- Your profile is able to contain 1 URL for easy clicks. Choose wisely. Think of who your audience is. For example, almost everyone who follows me on Twitter came from Twitch, so I know they care more about my Twitch art streams than anything else. Therefore my URL leads directly to my Twitch channel.
- Post an image, don't fill the description with too much extra stuff. Give it a simple descriptive title and if you must, a very brief description. Use the COMMENTS below the image to post extra information, links to your shop, @tags, etc. (you can format this similar to your Instagram post)
- Make sure your About section includes all of you social media sites, your website, and shop URLs. Remember to use your Bitly links for tracking!
- Lesson learned. I recently ran a poll on my Twitter account asking people "Do you use Facebook..."
- Videos only
- Shorter videos get better interaction and more shares
- For the most part, YouTube growth is very slow compared to other social media platforms for artists (this is much different that viral content which spreads like wildfire)
- Recommended for artists who do tutorials, sketchbook tours, and time lapse videos
- Utilize the platform's design by using the correct video settings, thumbnails, and annotations (there are plenty of videos describing how to do this)
- Use descriptive titles. Add keywords in the description
- Link to your other sites in the description of your videos (remember to use Bitly links for tracking!)
- Watch other successful artists on YouTube and see what they do. They create high quality videos with interesting and helpful content.
- Be interactive and answer every comment/question on your videos
- Collaborations are super popular, reach out to other artists on YouTube and see if they want to collaborate! Make sure you have something to show them, either your own videos, portfolio, or accounts that show you're a real genuine person! Don't be offended if they don't trust you, after all it is the internet. But stay positive and interactive!
And another shoutout to @Kay Pike Fashion, who spent 12 hours creating those helpful diagrams at the top of this page, telling us everything she knows about social media!!
I personally struggle with social media, as I would much prefer to be painting or hiking than fussing with my phone or computer. But I have slowly realized the value for my business, and more recently started to take it seriously.
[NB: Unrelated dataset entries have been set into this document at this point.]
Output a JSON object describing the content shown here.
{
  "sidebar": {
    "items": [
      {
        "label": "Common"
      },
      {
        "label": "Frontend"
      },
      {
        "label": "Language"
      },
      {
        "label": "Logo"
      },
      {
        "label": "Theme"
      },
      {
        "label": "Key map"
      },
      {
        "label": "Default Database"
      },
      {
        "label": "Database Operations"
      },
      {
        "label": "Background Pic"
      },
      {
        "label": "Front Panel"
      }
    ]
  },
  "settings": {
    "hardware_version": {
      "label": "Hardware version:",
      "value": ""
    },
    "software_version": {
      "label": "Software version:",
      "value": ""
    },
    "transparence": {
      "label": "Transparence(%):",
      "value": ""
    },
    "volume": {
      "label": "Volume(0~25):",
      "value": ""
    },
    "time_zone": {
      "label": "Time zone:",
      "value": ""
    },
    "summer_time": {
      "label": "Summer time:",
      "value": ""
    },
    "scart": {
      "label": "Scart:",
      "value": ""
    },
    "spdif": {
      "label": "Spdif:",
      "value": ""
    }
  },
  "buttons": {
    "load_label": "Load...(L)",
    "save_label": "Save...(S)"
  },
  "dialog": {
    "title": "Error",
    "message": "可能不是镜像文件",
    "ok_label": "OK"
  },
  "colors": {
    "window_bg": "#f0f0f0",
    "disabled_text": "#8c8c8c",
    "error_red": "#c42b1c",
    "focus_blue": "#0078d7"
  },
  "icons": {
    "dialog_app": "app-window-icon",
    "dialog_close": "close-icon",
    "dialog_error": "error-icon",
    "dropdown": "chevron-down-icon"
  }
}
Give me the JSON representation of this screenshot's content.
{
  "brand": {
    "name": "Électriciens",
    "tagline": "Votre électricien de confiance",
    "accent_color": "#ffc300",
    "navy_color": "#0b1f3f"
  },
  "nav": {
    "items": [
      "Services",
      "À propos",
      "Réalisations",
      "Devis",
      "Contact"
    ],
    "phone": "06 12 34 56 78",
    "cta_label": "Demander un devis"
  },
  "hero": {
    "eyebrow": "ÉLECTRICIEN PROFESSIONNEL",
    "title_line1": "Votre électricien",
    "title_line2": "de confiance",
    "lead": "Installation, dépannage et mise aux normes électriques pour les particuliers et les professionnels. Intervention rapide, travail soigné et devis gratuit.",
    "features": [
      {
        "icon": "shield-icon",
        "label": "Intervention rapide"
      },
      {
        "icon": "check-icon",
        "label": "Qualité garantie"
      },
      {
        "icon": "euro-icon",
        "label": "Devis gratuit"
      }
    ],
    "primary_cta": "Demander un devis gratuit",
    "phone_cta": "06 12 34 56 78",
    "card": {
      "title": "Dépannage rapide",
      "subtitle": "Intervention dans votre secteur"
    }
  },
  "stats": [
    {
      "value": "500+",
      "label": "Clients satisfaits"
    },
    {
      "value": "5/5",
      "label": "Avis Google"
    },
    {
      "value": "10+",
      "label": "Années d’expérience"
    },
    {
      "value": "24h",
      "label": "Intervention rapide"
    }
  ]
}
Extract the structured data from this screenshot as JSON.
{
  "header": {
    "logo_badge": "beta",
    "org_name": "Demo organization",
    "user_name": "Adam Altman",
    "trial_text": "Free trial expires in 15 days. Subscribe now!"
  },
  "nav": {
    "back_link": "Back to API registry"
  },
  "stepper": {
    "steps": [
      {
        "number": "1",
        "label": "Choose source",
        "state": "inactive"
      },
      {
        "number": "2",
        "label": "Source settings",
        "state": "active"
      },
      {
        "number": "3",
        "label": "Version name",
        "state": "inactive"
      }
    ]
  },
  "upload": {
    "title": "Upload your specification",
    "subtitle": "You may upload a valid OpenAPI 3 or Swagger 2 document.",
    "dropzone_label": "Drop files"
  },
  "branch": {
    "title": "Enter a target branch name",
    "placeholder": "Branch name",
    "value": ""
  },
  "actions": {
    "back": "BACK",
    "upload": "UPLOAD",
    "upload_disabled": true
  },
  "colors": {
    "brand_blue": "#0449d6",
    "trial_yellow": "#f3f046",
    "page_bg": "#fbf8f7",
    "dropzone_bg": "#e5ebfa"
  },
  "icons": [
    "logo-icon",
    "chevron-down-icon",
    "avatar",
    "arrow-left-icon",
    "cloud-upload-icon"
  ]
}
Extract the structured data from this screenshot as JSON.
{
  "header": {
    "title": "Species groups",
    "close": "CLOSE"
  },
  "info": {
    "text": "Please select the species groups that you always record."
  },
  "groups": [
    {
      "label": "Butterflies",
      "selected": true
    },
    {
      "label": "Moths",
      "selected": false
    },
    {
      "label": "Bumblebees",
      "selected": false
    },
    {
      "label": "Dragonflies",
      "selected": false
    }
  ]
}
I have seen much steadier growth since then, which has translated to steadier sales.
I hope this helps :)
Feel free to leave your comments and suggestions below!